**GOAL OF THE EXERCISE**
Below are entries. Pull out all lines containing "true".

Data records for software interfaces:
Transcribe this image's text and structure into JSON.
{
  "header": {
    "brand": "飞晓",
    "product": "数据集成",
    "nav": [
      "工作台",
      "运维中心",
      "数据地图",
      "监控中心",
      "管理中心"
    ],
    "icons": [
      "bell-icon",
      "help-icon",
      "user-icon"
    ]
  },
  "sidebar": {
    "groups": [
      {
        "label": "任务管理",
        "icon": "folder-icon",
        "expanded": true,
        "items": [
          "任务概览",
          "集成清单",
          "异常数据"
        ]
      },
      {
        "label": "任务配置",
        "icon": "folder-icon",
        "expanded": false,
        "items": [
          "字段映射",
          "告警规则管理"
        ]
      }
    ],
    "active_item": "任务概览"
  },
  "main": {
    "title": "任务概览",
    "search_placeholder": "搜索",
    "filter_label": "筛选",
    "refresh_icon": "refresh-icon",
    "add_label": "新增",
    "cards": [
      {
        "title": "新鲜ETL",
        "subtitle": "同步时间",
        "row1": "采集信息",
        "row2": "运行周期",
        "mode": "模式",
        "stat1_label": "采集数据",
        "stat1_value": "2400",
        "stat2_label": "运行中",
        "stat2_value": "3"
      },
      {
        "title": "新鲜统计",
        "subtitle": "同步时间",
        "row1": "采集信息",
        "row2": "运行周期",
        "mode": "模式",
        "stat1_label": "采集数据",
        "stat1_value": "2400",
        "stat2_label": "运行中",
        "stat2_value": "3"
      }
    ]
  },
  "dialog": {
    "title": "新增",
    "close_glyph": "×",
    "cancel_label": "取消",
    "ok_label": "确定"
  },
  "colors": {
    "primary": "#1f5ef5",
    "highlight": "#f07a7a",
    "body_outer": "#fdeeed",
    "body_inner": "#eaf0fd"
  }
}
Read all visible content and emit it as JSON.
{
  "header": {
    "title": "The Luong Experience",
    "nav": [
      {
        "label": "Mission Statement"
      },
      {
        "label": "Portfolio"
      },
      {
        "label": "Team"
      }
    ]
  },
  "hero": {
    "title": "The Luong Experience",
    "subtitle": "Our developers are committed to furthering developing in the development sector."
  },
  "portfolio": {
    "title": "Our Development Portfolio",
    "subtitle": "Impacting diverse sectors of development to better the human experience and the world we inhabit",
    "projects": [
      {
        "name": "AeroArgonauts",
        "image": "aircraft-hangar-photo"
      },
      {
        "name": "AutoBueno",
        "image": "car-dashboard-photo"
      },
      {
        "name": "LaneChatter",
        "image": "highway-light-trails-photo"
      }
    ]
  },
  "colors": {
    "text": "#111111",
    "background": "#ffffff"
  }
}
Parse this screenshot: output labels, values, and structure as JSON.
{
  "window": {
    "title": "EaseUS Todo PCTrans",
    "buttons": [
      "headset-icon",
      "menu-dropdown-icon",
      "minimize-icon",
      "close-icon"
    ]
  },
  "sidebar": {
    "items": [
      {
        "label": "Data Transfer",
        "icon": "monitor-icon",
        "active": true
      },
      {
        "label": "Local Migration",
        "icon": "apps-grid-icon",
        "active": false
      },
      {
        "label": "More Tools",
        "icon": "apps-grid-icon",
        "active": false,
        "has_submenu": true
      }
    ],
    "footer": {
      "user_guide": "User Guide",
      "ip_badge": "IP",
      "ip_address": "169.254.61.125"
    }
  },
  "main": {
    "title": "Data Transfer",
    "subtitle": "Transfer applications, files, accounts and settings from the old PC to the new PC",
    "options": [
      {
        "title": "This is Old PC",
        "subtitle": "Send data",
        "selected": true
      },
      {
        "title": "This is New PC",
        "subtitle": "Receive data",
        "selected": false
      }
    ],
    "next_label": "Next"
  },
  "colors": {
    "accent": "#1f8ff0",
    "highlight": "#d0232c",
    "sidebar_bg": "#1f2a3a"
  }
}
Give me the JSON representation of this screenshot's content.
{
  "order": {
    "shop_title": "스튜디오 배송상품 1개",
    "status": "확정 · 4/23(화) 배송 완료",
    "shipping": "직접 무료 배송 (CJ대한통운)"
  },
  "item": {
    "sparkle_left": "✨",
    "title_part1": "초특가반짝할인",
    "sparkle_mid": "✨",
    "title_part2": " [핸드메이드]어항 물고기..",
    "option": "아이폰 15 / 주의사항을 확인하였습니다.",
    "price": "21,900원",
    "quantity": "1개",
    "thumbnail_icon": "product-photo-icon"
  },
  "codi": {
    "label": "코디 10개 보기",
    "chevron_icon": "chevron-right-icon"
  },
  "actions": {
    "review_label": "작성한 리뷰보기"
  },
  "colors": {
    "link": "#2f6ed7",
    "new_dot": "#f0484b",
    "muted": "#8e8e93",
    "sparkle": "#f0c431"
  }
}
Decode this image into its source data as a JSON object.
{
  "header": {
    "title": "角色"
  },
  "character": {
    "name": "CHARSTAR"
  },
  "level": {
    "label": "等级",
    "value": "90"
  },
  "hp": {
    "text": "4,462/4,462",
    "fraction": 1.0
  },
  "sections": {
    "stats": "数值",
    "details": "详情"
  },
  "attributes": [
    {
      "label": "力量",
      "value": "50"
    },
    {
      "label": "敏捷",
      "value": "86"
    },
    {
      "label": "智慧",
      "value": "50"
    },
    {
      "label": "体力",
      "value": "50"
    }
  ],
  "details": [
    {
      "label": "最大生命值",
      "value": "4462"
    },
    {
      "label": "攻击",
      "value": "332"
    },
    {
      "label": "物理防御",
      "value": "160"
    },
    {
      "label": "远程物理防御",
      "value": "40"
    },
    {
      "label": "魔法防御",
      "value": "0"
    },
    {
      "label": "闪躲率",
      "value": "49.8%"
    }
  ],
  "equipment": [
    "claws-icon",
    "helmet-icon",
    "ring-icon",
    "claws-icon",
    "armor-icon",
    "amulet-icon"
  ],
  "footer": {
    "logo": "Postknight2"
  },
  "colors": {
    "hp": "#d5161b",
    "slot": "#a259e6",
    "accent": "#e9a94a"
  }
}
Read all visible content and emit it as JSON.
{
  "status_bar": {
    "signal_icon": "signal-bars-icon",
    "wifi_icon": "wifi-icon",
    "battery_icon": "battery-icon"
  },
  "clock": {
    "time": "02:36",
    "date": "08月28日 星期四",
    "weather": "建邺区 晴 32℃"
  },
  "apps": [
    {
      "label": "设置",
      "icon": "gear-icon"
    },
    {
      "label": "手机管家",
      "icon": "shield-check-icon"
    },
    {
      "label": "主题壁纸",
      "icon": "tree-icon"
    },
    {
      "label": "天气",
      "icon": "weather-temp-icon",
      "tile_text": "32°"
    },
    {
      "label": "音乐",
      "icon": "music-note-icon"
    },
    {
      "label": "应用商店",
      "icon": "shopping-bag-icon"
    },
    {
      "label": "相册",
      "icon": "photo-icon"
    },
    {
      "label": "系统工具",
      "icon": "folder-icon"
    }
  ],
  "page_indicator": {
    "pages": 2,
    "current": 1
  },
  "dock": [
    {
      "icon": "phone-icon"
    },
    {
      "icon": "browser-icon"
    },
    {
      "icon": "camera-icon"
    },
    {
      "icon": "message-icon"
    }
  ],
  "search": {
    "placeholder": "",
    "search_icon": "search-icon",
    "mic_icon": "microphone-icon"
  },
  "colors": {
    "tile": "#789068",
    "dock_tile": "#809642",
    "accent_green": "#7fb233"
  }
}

**THE ANSWER**
        "expanded": true,
        "active": true
        "has_submenu": true
        "selected": true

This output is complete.